During the hearings, several SACE staff and board members presented comments to EPA on the Clean Power Plan.  SACE Executive Director, Dr. Stephen Smith, shared his thoughts on how EPA can work with Southeastern states to ensure that the Clean Power Plan is finalized without unnecessary legal challenges and delay.  Dr. Smith emphasized the importance of the proposed rule’s flexibility, which allows each state to craft its own unique compliance roadmap in order to meet carbon pollution limits without threatening the state’s ability to provide cost-effective power to its residents. You can view Dr. Smith’s testimony here.

SACE Board President John Noel delivering his comments

SACE Board President, John Noel, spoke to EPA on how important the new plan is for businesses and stressed the importance of enacting strong regulations to reduce the amount of carbon pollution from coal-fired power plants to help mitigate the threat of climate change.  Under the Clean Power Plan, energy costs could remain low because each state can craft its compliance plan in a way that incentivizes cost-effective, clean energy resources and spurs innovation.  Climate change is already affecting businesses, with severe storms negatively affecting supply chains, the ability to deliver goods in a timely manner and increasing businesses insurance costs.

Angela Garrone, SACE’s Southeast Energy Research Attorney, called on EPA to remain strong in the face of resistance from some Southeastern states, utilities and others who believe EPA does not have the authority to regulate carbon dioxide emissions from the power sector.  Arguments against EPA’s ability to regulate carbon dioxide have been made in the past and were effectively shut down by the Supreme Court’s 2007 decision in Massachusetts v. EPAwhich upheld EPA’s authority to regulate emissions of greenhouse gases, like carbon dioxide.  We must move past these outdated arguments and work together to craft a final, effective Clean Power Plan.

Activists march through Downtown Atlanta

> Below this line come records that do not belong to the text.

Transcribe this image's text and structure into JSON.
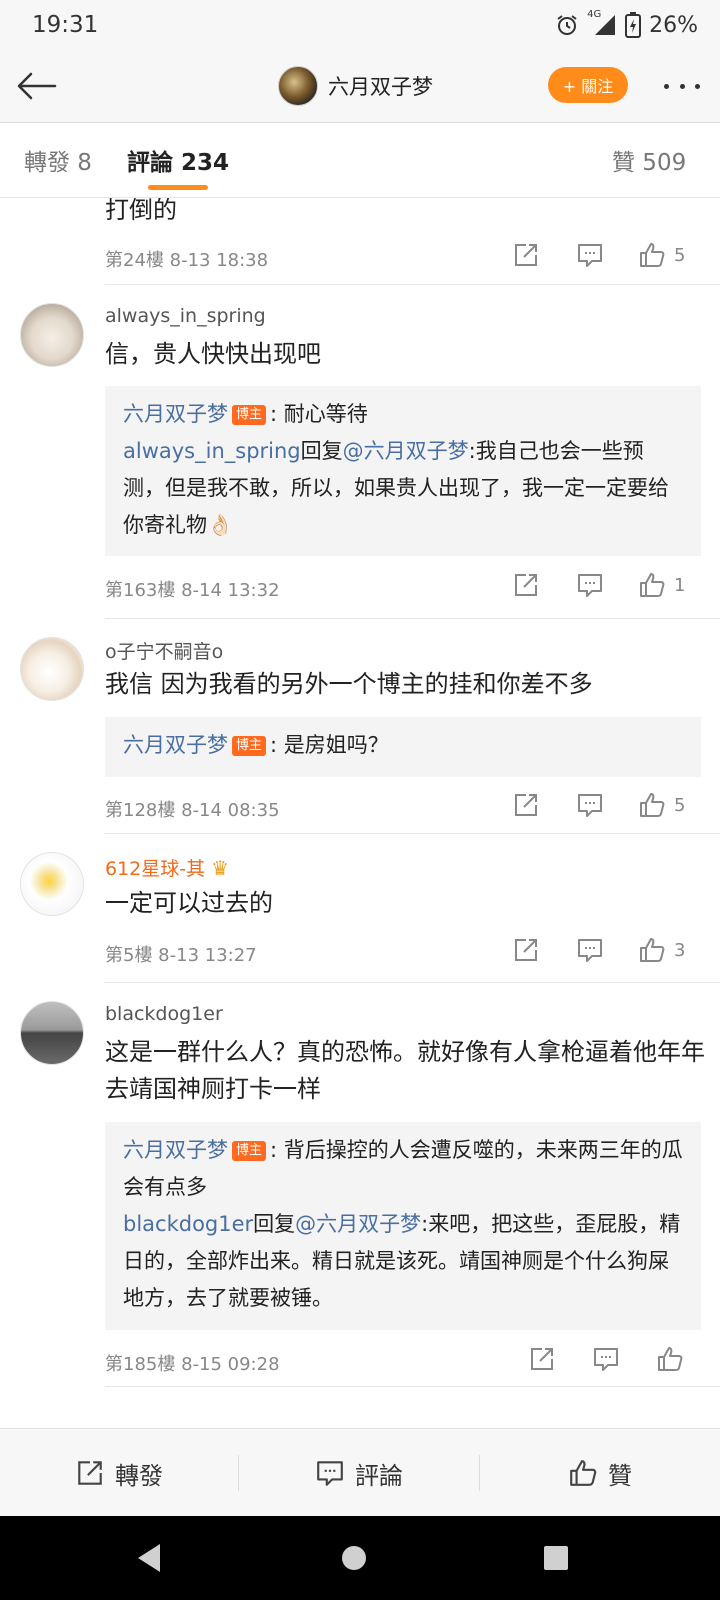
{
  "status": {
    "time": "19:31",
    "network": "4G",
    "battery": "26%"
  },
  "header": {
    "title": "六月双子梦",
    "follow_label": "+ 關注"
  },
  "tabs": {
    "repost": "轉發 8",
    "comment": "評論 234",
    "like": "贊 509"
  },
  "comments": [
    {
      "text": "打倒的",
      "meta": "第24樓 8-13 18:38",
      "likes": "5"
    },
    {
      "username": "always_in_spring",
      "text": "信，贵人快快出现吧",
      "reply1": {
        "name": "六月双子梦",
        "badge": "博主",
        "text": ": 耐心等待"
      },
      "reply2": {
        "name": "always_in_spring",
        "mid": "回复",
        "at": "@六月双子梦",
        "text": ":我自己也会一些预测，但是我不敢，所以，如果贵人出现了，我一定一定要给你寄礼物👌🏻"
      },
      "meta": "第163樓 8-14 13:32",
      "likes": "1"
    },
    {
      "username": "o子宁不嗣音o",
      "text": "我信  因为我看的另外一个博主的挂和你差不多",
      "reply1": {
        "name": "六月双子梦",
        "badge": "博主",
        "text": ": 是房姐吗？"
      },
      "meta": "第128樓 8-14 08:35",
      "likes": "5"
    },
    {
      "username": "612星球-其",
      "text": "一定可以过去的",
      "meta": "第5樓 8-13 13:27",
      "likes": "3"
    },
    {
      "username": "blackdog1er",
      "text": "这是一群什么人？真的恐怖。就好像有人拿枪逼着他年年去靖国神厕打卡一样",
      "reply1": {
        "name": "六月双子梦",
        "badge": "博主",
        "text": ": 背后操控的人会遭反噬的，未来两三年的瓜会有点多"
      },
      "reply2": {
        "name": "blackdog1er",
        "mid": "回复",
        "at": "@六月双子梦",
        "text": ":来吧，把这些，歪屁股，精日的，全部炸出来。精日就是该死。靖国神厕是个什么狗屎地方，去了就要被锤。"
      },
      "meta": "第185樓 8-15 09:28"
    }
  ],
  "bottom": {
    "repost": "轉發",
    "comment": "評論",
    "like": "贊"
  },
  "colors": {
    "accent": "#ff8c1a",
    "link": "#4a6ea2",
    "badge": "#ff6a1f"
  }
}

Amelia Shenstone, SACE’s Southeast Energy Organizer, spoke about the importance of addressing the unique needs of environmental justice communities who are more susceptible to the economic and public health impacts caused by climate change.  She also emphasized the need for EPA to keep states, like Alabama, honest and open in regards to future energy resources plans that will help the state comply with EPA’s regulations in a way that does not result in significant additional costs to bill-payers.

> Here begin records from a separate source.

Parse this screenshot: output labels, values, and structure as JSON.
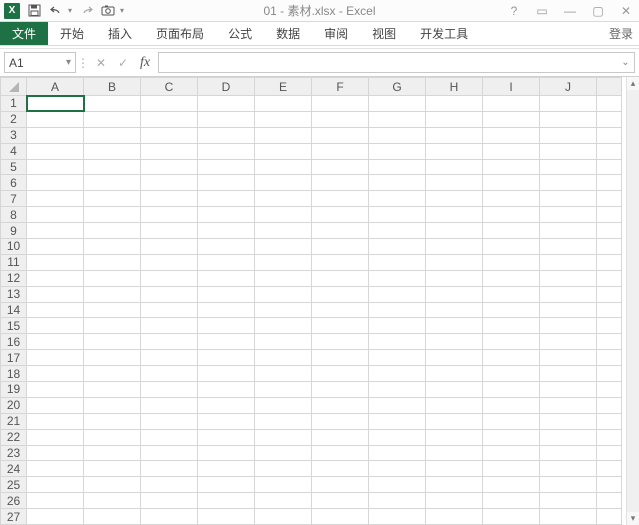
{
  "window": {
    "title": "01 - 素材.xlsx - Excel",
    "login_label": "登录"
  },
  "qat": {
    "undo_caret": "▾",
    "customize_caret": "▾"
  },
  "ribbon": {
    "tabs": [
      "文件",
      "开始",
      "插入",
      "页面布局",
      "公式",
      "数据",
      "审阅",
      "视图",
      "开发工具"
    ]
  },
  "formula_bar": {
    "name_box_value": "A1",
    "name_box_caret": "▾",
    "sep_char": "⋮",
    "cancel_char": "✕",
    "enter_char": "✓",
    "fx_char": "fx",
    "formula_value": "",
    "expand_char": "⌄"
  },
  "grid": {
    "columns": [
      "A",
      "B",
      "C",
      "D",
      "E",
      "F",
      "G",
      "H",
      "I",
      "J"
    ],
    "rows": [
      1,
      2,
      3,
      4,
      5,
      6,
      7,
      8,
      9,
      10,
      11,
      12,
      13,
      14,
      15,
      16,
      17,
      18,
      19,
      20,
      21,
      22,
      23,
      24,
      25,
      26,
      27
    ],
    "selected": {
      "row": 1,
      "col": "A"
    }
  },
  "window_controls": {
    "help": "?",
    "ribbon_opts": "▭",
    "minimize": "—",
    "restore": "▢",
    "close": "✕"
  },
  "colors": {
    "accent": "#1e7145",
    "grid_line": "#d6d6d6",
    "header_bg": "#efefef"
  }
}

SACE Director of Policy and Communications, Jen Rennicks, holds up her child's asthma inhaler during her comments

SACE Director of Policy and Communications, Jen Rennicks, shared her experiences as the mother of an asthmatic child and thanked EPA for moving forward with these important public health regulations.  She emphasized the importance of the proposed rule in not only reducing climate change pollution but also reducing emissions of hazardous air pollutants from coal-plants that disproportionally burden vulnerable communities, such as children and the elderly, who are more susceptible to the negative effects of poor air quality.

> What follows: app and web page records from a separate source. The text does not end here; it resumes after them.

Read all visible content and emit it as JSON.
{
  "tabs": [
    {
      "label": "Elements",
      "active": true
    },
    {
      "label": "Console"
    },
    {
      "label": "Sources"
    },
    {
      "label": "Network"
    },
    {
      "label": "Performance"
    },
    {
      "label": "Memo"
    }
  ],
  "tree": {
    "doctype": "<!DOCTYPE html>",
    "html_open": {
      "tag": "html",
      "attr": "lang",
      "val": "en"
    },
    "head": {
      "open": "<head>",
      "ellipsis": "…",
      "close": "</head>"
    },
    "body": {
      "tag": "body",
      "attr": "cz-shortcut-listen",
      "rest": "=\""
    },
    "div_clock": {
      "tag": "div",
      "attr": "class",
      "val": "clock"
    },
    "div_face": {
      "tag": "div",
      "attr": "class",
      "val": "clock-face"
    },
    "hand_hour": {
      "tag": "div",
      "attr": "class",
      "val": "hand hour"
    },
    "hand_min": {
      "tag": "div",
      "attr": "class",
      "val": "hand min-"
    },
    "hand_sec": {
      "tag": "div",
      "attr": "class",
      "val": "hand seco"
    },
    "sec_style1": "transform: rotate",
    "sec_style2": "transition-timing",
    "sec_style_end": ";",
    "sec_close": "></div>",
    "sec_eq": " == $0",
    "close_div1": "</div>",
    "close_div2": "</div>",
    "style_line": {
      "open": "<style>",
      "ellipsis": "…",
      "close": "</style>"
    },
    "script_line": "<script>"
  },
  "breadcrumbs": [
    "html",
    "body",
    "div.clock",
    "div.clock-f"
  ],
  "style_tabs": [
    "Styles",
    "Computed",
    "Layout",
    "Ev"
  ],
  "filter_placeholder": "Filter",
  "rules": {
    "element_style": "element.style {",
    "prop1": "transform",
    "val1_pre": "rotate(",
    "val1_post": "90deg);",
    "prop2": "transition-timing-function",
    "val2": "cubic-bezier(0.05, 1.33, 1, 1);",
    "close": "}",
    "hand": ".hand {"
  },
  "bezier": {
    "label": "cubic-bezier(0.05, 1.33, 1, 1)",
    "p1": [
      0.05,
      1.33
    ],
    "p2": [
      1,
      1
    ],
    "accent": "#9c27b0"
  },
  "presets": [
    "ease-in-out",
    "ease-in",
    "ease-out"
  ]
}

SACE’s Energy Policy Manager, Taylor Allred, emphasized the importance of energy efficiency as a state compliance tool in the Clean Power Plan.  Southeastern states have historically lagged behind in implementation of cost-effective energy efficiency measures, resulting in some of the highest consumer electricity bills in the nation.  In fact, 8 of the top 15 states with the highest average monthly electricity bills are located within the Southeast, according to recent data from the Energy Information Administration.

Today, during the second day of EPA’s Clean Power Plan hearings in Atlanta, SACE’s Coastal Climate and Energy Coordinator, Chris Carnevale, will speak to EPA about the threat climate change poses to historical coastal communities, such as Charleston, South Carolina.  Without strong, effective limits on carbon pollution from coal-fired power plants, sea level rise could destroy thousands of miles of coastal property in the Southeast.

You can read a previous SACE blog for a more in-depth look at how the proposed Clean Power Plan will affect the Southeast.  The official comment period for the Clean Power Plan ends October 16, 2014.  You can submit your comments to EPA here and make sure your voice is heard!  And for more pictures from the event, check out our Flickr page!